If it drops where there is no dancing every warrior at the gathering circles with their backs to the feather. Do not touch or move this feather, it is not yours it now belongs to Mother Earth, we must ask for its return.
The first person protecting the feather and if possible the person that lost the feather dance in one spot at the head veterans discretion or until a veteran shows up, unless or until called to the feather.
If this ceremony becomes a show, the gathering is polluted and must be canceled!
No one except people involved with the ceremony are allowed to see this very sacred ceremony, NO RECORDING, EVER.
The reason for the above is simple, the bird of prey is our brother/sister and a helper/protector that was on a mission, hence we protect their covering (feather).
If one of your veterans falls do you make this into a spectacle?
One would hope not.
Is this dance wrong? You bet your little booties it is not wrong and this American Native is getting a little tired of some pomp's "native" coming to one of my traditional gatherings and bullying my people into his or her way of doing OUR ceremonies, culture and gatherings. It no time has a member of my family ever told another family how to celebrate your culture, ceremonies or gatherings, if they do they will no longer be a member of my family. Go home and do your dance your way?
Is it wrong that my people in the east call all Bird of Prey Sacred?
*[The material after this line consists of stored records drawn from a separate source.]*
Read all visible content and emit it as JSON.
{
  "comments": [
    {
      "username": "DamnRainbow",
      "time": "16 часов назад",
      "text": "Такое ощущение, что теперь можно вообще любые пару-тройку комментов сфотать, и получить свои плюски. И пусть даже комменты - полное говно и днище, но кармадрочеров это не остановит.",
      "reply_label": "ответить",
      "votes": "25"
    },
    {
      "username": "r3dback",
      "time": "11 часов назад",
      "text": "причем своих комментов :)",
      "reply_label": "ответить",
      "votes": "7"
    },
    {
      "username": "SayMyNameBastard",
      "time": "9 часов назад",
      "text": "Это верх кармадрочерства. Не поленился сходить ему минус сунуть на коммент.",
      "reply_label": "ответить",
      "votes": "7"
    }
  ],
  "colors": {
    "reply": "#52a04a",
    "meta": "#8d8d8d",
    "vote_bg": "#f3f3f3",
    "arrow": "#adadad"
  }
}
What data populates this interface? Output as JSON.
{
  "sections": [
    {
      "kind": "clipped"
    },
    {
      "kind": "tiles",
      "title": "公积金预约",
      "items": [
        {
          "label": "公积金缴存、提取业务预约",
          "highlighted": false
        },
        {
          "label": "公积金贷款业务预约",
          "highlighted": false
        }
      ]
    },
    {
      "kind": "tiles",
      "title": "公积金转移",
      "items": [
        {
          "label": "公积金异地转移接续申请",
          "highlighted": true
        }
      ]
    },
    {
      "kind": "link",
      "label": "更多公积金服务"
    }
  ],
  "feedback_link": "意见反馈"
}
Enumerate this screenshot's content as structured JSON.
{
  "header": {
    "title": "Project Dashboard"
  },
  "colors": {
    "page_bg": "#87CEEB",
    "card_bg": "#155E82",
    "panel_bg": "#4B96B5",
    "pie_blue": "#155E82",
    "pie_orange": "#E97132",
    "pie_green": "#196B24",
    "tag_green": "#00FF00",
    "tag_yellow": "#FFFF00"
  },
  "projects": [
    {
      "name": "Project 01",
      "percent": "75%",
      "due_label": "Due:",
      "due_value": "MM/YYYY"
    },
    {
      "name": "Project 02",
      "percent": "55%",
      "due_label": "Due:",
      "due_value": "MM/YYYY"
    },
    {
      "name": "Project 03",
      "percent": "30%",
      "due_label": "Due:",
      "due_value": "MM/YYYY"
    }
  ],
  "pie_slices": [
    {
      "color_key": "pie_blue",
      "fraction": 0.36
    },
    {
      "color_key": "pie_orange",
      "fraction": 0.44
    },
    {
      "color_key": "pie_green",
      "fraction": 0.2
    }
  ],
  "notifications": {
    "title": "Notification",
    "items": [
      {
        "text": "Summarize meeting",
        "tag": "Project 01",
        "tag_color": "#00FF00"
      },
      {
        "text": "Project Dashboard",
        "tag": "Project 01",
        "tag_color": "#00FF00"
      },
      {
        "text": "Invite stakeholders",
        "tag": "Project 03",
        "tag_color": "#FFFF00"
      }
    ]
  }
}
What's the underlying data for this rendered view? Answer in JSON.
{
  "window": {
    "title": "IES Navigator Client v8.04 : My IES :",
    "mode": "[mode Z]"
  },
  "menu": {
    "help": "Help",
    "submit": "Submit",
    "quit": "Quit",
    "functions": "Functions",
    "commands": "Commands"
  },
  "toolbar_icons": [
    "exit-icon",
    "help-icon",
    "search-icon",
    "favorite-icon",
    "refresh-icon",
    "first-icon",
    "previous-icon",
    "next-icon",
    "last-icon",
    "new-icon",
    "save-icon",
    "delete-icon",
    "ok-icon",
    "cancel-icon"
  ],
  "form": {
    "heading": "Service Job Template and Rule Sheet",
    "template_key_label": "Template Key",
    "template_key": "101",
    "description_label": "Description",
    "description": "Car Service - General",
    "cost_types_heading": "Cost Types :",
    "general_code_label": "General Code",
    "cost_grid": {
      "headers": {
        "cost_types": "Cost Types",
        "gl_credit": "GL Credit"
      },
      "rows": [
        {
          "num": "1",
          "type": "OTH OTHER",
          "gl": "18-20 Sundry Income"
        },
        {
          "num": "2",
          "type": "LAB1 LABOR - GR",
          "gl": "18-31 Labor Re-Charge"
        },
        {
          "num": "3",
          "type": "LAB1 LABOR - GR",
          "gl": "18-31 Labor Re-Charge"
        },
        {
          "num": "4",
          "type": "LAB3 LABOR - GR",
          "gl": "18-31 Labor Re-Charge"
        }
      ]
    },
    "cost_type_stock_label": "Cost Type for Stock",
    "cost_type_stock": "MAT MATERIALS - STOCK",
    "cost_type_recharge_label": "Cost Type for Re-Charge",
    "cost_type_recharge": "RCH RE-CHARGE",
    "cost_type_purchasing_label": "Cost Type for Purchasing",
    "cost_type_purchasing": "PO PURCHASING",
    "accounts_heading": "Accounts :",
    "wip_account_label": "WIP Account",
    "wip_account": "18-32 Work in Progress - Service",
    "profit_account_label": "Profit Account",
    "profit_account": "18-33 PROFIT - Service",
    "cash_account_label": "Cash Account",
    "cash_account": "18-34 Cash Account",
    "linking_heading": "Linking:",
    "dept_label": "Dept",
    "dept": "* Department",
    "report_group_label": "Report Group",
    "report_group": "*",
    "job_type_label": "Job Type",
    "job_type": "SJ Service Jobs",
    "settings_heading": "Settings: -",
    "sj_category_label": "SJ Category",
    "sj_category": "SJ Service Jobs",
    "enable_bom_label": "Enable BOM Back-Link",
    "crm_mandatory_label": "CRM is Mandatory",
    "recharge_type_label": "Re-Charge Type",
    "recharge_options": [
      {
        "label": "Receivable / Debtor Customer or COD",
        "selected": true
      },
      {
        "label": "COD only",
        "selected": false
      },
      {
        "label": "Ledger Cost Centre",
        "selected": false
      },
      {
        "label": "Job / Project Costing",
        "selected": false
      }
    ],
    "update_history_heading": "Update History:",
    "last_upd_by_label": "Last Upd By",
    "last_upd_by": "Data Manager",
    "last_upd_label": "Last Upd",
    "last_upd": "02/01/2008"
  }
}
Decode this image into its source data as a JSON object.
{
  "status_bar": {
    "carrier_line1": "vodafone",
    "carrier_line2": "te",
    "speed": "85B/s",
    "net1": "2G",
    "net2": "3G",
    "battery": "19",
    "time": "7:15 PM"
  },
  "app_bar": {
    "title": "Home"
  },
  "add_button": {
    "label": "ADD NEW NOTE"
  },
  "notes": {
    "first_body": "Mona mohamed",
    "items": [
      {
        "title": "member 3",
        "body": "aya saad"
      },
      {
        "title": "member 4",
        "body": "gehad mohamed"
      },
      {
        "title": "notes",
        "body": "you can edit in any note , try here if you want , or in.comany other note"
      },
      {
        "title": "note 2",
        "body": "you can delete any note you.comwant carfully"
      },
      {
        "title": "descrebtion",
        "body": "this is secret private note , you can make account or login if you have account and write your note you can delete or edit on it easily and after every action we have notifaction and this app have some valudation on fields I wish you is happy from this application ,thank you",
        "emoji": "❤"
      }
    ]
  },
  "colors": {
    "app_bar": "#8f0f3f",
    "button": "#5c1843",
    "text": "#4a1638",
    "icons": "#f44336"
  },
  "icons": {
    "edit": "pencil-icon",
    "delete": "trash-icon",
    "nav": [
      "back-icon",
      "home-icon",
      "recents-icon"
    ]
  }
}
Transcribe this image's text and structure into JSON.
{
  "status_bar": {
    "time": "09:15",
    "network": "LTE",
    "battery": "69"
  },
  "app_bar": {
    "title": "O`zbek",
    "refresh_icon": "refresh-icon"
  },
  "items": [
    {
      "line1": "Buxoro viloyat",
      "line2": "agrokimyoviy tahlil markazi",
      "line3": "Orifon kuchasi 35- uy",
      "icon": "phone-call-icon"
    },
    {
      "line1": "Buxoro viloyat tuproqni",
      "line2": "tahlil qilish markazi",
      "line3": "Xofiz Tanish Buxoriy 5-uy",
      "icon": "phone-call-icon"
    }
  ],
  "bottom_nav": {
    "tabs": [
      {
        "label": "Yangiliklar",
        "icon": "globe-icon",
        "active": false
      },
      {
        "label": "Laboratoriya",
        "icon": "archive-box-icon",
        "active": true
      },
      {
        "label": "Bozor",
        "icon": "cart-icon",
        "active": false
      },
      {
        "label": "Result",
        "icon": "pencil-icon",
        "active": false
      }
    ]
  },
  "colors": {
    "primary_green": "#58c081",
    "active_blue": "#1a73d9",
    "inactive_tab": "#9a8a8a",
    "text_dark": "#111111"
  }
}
No!
What this person is saying to us is, “ This government, the same government that raped, abused destroyed and assimilated gave me this plastic card allowing me to be a government style Indian”!